• _Task to complete_
Reproduce the data in full, exactly as it appears.

---

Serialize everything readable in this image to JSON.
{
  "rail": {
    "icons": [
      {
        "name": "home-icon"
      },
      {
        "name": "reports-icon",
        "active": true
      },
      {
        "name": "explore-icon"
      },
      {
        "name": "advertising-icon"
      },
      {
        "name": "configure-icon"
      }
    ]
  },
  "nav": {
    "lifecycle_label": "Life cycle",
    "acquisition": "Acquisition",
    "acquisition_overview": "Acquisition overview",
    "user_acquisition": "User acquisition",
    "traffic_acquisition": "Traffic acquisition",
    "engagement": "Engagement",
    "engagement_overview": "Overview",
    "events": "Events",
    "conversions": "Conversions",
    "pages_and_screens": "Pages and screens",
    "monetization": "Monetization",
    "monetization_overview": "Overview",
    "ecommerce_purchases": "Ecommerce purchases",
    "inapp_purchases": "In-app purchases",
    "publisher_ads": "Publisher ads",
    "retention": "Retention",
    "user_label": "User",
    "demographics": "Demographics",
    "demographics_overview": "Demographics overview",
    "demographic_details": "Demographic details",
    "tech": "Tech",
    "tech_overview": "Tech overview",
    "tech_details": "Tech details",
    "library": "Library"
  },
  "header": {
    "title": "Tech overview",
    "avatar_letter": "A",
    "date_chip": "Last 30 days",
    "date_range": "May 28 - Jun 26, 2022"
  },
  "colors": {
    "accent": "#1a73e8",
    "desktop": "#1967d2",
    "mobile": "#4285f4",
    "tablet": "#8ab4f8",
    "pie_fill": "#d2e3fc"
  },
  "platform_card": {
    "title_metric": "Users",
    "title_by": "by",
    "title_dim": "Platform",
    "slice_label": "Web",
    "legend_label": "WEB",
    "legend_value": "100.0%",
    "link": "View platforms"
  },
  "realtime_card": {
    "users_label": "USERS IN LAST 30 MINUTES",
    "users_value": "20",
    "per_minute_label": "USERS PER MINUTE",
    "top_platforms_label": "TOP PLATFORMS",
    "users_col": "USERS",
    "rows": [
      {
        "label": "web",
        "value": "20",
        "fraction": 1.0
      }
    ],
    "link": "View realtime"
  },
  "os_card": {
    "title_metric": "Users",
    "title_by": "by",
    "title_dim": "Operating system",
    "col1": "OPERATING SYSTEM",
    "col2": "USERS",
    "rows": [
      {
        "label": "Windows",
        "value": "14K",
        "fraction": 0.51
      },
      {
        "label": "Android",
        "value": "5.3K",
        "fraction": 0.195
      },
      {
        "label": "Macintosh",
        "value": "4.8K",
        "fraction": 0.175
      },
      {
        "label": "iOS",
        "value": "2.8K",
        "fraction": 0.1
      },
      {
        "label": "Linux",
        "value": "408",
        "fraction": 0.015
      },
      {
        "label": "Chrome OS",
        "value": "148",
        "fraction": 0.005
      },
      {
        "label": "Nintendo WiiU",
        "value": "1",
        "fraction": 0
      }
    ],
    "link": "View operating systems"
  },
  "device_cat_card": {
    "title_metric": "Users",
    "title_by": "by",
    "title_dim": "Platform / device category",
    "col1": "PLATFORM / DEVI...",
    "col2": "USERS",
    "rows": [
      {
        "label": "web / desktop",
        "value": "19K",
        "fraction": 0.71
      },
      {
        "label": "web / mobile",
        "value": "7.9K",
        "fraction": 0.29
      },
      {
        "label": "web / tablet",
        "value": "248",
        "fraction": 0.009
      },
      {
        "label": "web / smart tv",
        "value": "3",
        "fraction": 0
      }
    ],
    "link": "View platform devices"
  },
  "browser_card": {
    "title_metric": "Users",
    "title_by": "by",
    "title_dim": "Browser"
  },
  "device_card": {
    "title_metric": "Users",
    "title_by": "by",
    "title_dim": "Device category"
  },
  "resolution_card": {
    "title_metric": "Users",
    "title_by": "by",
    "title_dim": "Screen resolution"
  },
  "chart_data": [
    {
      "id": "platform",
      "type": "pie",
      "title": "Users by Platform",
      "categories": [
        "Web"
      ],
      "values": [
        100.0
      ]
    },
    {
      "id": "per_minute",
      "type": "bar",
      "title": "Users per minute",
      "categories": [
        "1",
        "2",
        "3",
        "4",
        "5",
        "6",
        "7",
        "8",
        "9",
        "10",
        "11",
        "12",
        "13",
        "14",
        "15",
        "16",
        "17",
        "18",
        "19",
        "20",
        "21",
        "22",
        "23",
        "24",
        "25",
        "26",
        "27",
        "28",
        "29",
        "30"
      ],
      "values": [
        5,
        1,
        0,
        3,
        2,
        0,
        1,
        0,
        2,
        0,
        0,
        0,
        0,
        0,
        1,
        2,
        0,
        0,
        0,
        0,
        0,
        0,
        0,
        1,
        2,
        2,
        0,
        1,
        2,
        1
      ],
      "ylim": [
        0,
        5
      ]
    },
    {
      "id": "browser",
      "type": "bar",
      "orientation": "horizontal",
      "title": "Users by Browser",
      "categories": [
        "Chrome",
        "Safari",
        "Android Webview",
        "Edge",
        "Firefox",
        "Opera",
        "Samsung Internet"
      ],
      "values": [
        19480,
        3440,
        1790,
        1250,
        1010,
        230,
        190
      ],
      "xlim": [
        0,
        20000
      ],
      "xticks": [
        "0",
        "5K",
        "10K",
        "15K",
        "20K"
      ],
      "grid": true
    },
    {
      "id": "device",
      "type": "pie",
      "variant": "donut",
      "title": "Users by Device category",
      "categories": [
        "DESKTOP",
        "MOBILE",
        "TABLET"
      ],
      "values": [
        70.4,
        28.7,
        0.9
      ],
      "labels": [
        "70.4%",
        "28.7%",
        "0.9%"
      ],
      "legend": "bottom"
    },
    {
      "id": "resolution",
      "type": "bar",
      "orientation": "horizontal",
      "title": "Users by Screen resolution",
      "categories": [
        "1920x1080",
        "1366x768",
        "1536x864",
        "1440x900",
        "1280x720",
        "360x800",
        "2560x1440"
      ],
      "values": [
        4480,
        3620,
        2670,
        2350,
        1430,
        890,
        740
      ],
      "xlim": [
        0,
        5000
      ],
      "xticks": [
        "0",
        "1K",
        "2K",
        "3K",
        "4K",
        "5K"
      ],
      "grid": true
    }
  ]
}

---

• _Reply to the exercise_
Serialize everything readable in this image to JSON.
{
  "rail": {
    "icons": [
      {
        "name": "home-icon"
      },
      {
        "name": "reports-icon",
        "active": true
      },
      {
        "name": "explore-icon"
      },
      {
        "name": "advertising-icon"
      },
      {
        "name": "configure-icon"
      }
    ]
  },
  "nav": {
    "lifecycle_label": "Life cycle",
    "acquisition": "Acquisition",
    "acquisition_overview": "Acquisition overview",
    "user_acquisition": "User acquisition",
    "traffic_acquisition": "Traffic acquisition",
    "engagement": "Engagement",
    "engagement_overview": "Overview",
    "events": "Events",
    "conversions": "Conversions",
    "pages_and_screens": "Pages and screens",
    "monetization": "Monetization",
    "monetization_overview": "Overview",
    "ecommerce_purchases": "Ecommerce purchases",
    "inapp_purchases": "In-app purchases",
    "publisher_ads": "Publisher ads",
    "retention": "Retention",
    "user_label": "User",
    "demographics": "Demographics",
    "demographics_overview": "Demographics overview",
    "demographic_details": "Demographic details",
    "tech": "Tech",
    "tech_overview": "Tech overview",
    "tech_details": "Tech details",
    "library": "Library"
  },
  "header": {
    "title": "Tech overview",
    "avatar_letter": "A",
    "date_chip": "Last 30 days",
    "date_range": "May 28 - Jun 26, 2022"
  },
  "colors": {
    "accent": "#1a73e8",
    "desktop": "#1967d2",
    "mobile": "#4285f4",
    "tablet": "#8ab4f8",
    "pie_fill": "#d2e3fc"
  },
  "platform_card": {
    "title_metric": "Users",
    "title_by": "by",
    "title_dim": "Platform",
    "slice_label": "Web",
    "legend_label": "WEB",
    "legend_value": "100.0%",
    "link": "View platforms"
  },
  "realtime_card": {
    "users_label": "USERS IN LAST 30 MINUTES",
    "users_value": "20",
    "per_minute_label": "USERS PER MINUTE",
    "top_platforms_label": "TOP PLATFORMS",
    "users_col": "USERS",
    "rows": [
      {
        "label": "web",
        "value": "20",
        "fraction": 1.0
      }
    ],
    "link": "View realtime"
  },
  "os_card": {
    "title_metric": "Users",
    "title_by": "by",
    "title_dim": "Operating system",
    "col1": "OPERATING SYSTEM",
    "col2": "USERS",
    "rows": [
      {
        "label": "Windows",
        "value": "14K",
        "fraction": 0.51
      },
      {
        "label": "Android",
        "value": "5.3K",
        "fraction": 0.195
      },
      {
        "label": "Macintosh",
        "value": "4.8K",
        "fraction": 0.175
      },
      {
        "label": "iOS",
        "value": "2.8K",
        "fraction": 0.1
      },
      {
        "label": "Linux",
        "value": "408",
        "fraction": 0.015
      },
      {
        "label": "Chrome OS",
        "value": "148",
        "fraction": 0.005
      },
      {
        "label": "Nintendo WiiU",
        "value": "1",
        "fraction": 0
      }
    ],
    "link": "View operating systems"
  },
  "device_cat_card": {
    "title_metric": "Users",
    "title_by": "by",
    "title_dim": "Platform / device category",
    "col1": "PLATFORM / DEVI...",
    "col2": "USERS",
    "rows": [
      {
        "label": "web / desktop",
        "value": "19K",
        "fraction": 0.71
      },
      {
        "label": "web / mobile",
        "value": "7.9K",
        "fraction": 0.29
      },
      {
        "label": "web / tablet",
        "value": "248",
        "fraction": 0.009
      },
      {
        "label": "web / smart tv",
        "value": "3",
        "fraction": 0
      }
    ],
    "link": "View platform devices"
  },
  "browser_card": {
    "title_metric": "Users",
    "title_by": "by",
    "title_dim": "Browser"
  },
  "device_card": {
    "title_metric": "Users",
    "title_by": "by",
    "title_dim": "Device category"
  },
  "resolution_card": {
    "title_metric": "Users",
    "title_by": "by",
    "title_dim": "Screen resolution"
  },
  "chart_data": [
    {
      "id": "platform",
      "type": "pie",
      "title": "Users by Platform",
      "categories": [
        "Web"
      ],
      "values": [
        100.0
      ]
    },
    {
      "id": "per_minute",
      "type": "bar",
      "title": "Users per minute",
      "categories": [
        "1",
        "2",
        "3",
        "4",
        "5",
        "6",
        "7",
        "8",
        "9",
        "10",
        "11",
        "12",
        "13",
        "14",
        "15",
        "16",
        "17",
        "18",
        "19",
        "20",
        "21",
        "22",
        "23",
        "24",
        "25",
        "26",
        "27",
        "28",
        "29",
        "30"
      ],
      "values": [
        5,
        1,
        0,
        3,
        2,
        0,
        1,
        0,
        2,
        0,
        0,
        0,
        0,
        0,
        1,
        2,
        0,
        0,
        0,
        0,
        0,
        0,
        0,
        1,
        2,
        2,
        0,
        1,
        2,
        1
      ],
      "ylim": [
        0,
        5
      ]
    },
    {
      "id": "browser",
      "type": "bar",
      "orientation": "horizontal",
      "title": "Users by Browser",
      "categories": [
        "Chrome",
        "Safari",
        "Android Webview",
        "Edge",
        "Firefox",
        "Opera",
        "Samsung Internet"
      ],
      "values": [
        19480,
        3440,
        1790,
        1250,
        1010,
        230,
        190
      ],
      "xlim": [
        0,
        20000
      ],
      "xticks": [
        "0",
        "5K",
        "10K",
        "15K",
        "20K"
      ],
      "grid": true
    },
    {
      "id": "device",
      "type": "pie",
      "variant": "donut",
      "title": "Users by Device category",
      "categories": [
        "DESKTOP",
        "MOBILE",
        "TABLET"
      ],
      "values": [
        70.4,
        28.7,
        0.9
      ],
      "labels": [
        "70.4%",
        "28.7%",
        "0.9%"
      ],
      "legend": "bottom"
    },
    {
      "id": "resolution",
      "type": "bar",
      "orientation": "horizontal",
      "title": "Users by Screen resolution",
      "categories": [
        "1920x1080",
        "1366x768",
        "1536x864",
        "1440x900",
        "1280x720",
        "360x800",
        "2560x1440"
      ],
      "values": [
        4480,
        3620,
        2670,
        2350,
        1430,
        890,
        740
      ],
      "xlim": [
        0,
        5000
      ],
      "xticks": [
        "0",
        "1K",
        "2K",
        "3K",
        "4K",
        "5K"
      ],
      "grid": true
    }
  ]
}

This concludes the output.